In a relationship, at what point do different personalities mean incompatibility as opposed to a healthy challenge and an opportunity for self reflection and improvement? During an “argument” with my loved one last Friday night I realized that most of my shear frustration was not what we were discussing, rather it was more the idea that his perception of the incident and his interpretation of it varied so much from what I was attempting to explain and convey. As a therapist, my communication skills are practiced on a daily basis and I do my best to protect and exercise them in the work environment; however, the therapeutic ethics books knew what they were talking when they wrote in a clause that frowns upon dual relationships. The reason? When emotions are involved, communication etiquette can easily get tossed out the window, no matter your profession.

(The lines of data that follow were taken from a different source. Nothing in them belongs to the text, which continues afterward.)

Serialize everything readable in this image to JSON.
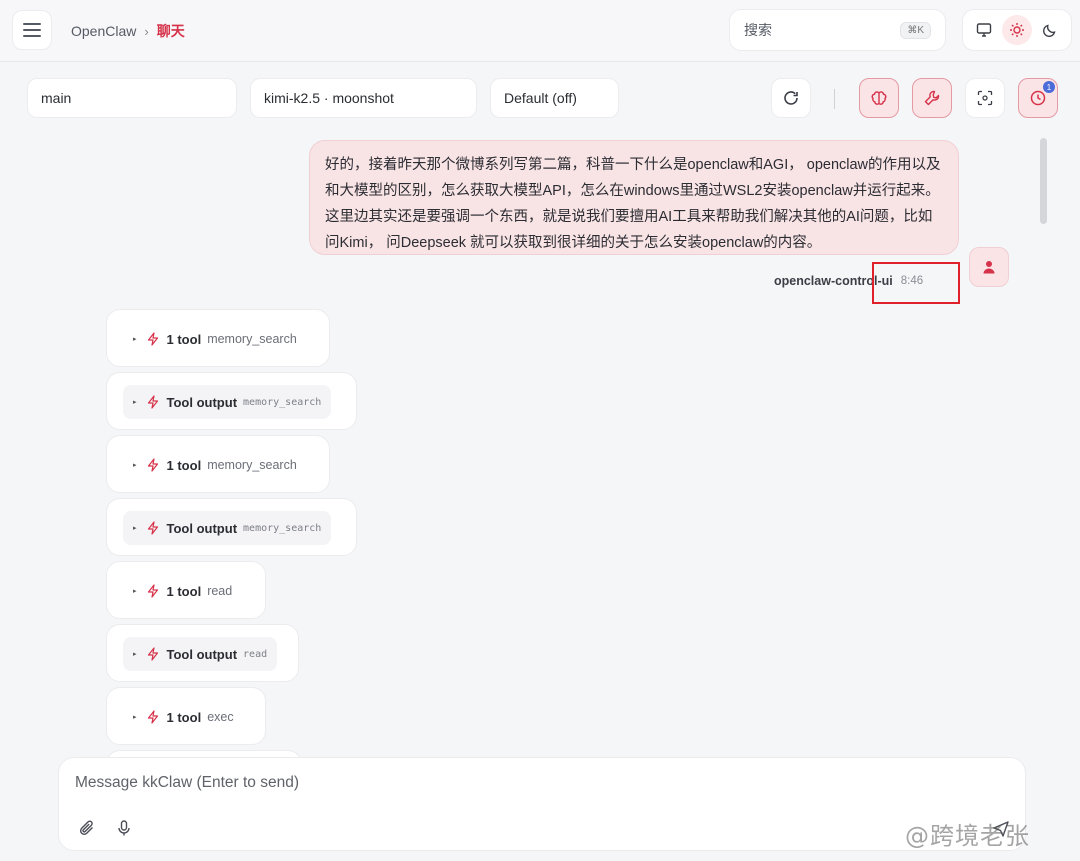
{
  "header": {
    "breadcrumb_home": "OpenClaw",
    "breadcrumb_sep": "›",
    "breadcrumb_current": "聊天",
    "search_label": "搜索",
    "search_shortcut": "⌘K",
    "theme_icons": [
      "monitor-icon",
      "sun-icon",
      "moon-icon"
    ],
    "active_theme": "sun"
  },
  "controls": {
    "session": "main",
    "model": "kimi-k2.5 · moonshot",
    "thinking": "Default (off)",
    "history_badge": "1",
    "icons": [
      "refresh-icon",
      "brain-icon",
      "wrench-icon",
      "focus-icon",
      "clock-icon"
    ]
  },
  "user_message": {
    "text": "好的，接着昨天那个微博系列写第二篇，科普一下什么是openclaw和AGI， openclaw的作用以及和大模型的区别，怎么获取大模型API，怎么在windows里通过WSL2安装openclaw并运行起来。 这里边其实还是要强调一个东西，就是说我们要擅用AI工具来帮助我们解决其他的AI问题，比如问Kimi， 问Deepseek 就可以获取到很详细的关于怎么安装openclaw的内容。",
    "sender": "openclaw-control-ui",
    "time": "8:46"
  },
  "tool_events": [
    {
      "kind": "call",
      "caret": "▸",
      "title": "1 tool",
      "name": "memory_search"
    },
    {
      "kind": "output",
      "caret": "▸",
      "title": "Tool output",
      "name": "memory_search"
    },
    {
      "kind": "call",
      "caret": "▸",
      "title": "1 tool",
      "name": "memory_search"
    },
    {
      "kind": "output",
      "caret": "▸",
      "title": "Tool output",
      "name": "memory_search"
    },
    {
      "kind": "call",
      "caret": "▸",
      "title": "1 tool",
      "name": "read"
    },
    {
      "kind": "output",
      "caret": "▸",
      "title": "Tool output",
      "name": "read"
    },
    {
      "kind": "call",
      "caret": "▸",
      "title": "1 tool",
      "name": "exec"
    }
  ],
  "composer": {
    "placeholder": "Message kkClaw (Enter to send)",
    "icons": [
      "paperclip-icon",
      "microphone-icon",
      "send-icon"
    ]
  },
  "watermark": "@跨境老张",
  "colors": {
    "accent": "#d6324a",
    "user_bubble": "#f8e3e5",
    "highlight_box": "#e0202b",
    "badge": "#4a6bd8"
  }
}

It’s a scientific fact that opposites attract. In the 8th grade science class, I remember doing experiment s involving magnets rejecting or pulling towards each other. I recall my teacher asking my class about the type of relationship that the magnets have. “What type of relationship do they have with each other?” my teacher would say. The answer? The proton looks for what it is missing; and vice versa. I recall thinking, “Why don’t they just be happy with what they have?” Even then I lived in a gray space.
Although the concept works very well in the methodical spectrum, is it fair to say that it also works the same in the natural world? During a communications class my senior year as an undergraduate student, my favorite professor, Dr. Orbe, discussed the scales of compatibility and communication that each one of us has a spot in. No surprise to myself (or anyone that knows me), the results of my test displayed the most extroverted on the scale, with the most emotional style of communication. I respond to discussion that utilizes the words “I feel” or “I hear you saying…” located somewhere in the sentence structure. I respond to people “speaking up” and getting things out on the table. I do not respond very well to logical arguments or concrete facts. So maybe it’s not a shock that I have ended up in a relationship with someone who lives in entirely in a world of black and white; a world of right and wrong.

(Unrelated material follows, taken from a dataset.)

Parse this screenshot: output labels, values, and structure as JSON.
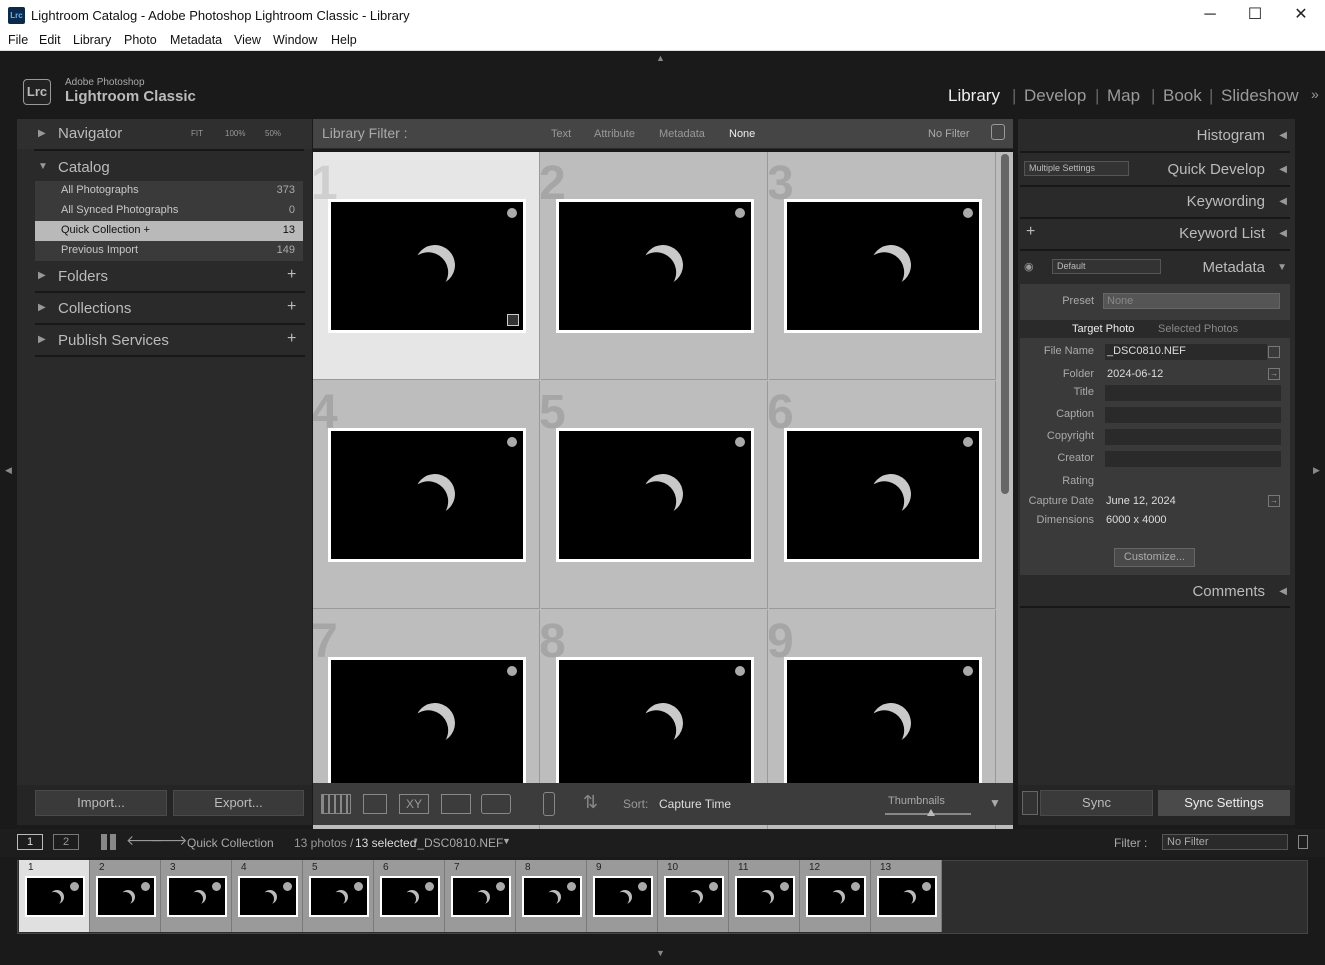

As part of the communication education that I learned in Dr. Orbe’s class, I learned that although I may respond to things from a purely poignant position, I can adjust the way that I approach situations when dealing with someone that does not. I recall telling a friend a very personal piece of information about how I felt towards him, that was sure to have an effect; however I know that he tends to shut down when tears and emotion are tossed his way. The solution? I went through the emotional stuff beforehand so that I could talk to him in fashion that I knew he could hear. After all, there certainly is a difference between listening and hearing.
Of course compatibility comes in the form of sharing the same interests, having the same goals, and accepting the quirks, virtues, and vices that someone has. The hard part of it comes in the form of communication. I often wonder what it would be like to date someone like myself. Every time I leave my apartment, I have to go back for something I forgot. For the most part, I somehow kill all of my plants (and a select few snails, frogs, and fish). I’m often too loud, when I’m supposed to be quiet. I break nearly everything I touch. My dreams far outreach my budget, and I think hanging out with my parents is a great way to spend an evening. Granted, these are all part of my personality, however they are all merely situational. It’s the idea of dating someone that responds to circumstances the way I do and sees things from my own, dare I say, naive, “I wish we lived in a world where everything was uncomplicated and honest” perspective. Maybe it’s a good thing to be with someone that reacts on a much more rational level; someone that looks at a situation for its facts and its problem/solution ratio rather than the visceral reaction that it can provoke.
So whether you’re the emotional basket case, the strict factualist, or in the gray space between, how do you know when inaptness outweighs compatibility? Or is it a never ending balance of both parties sacrificing the desire to be understood at all times? As always…feedback is appreciated.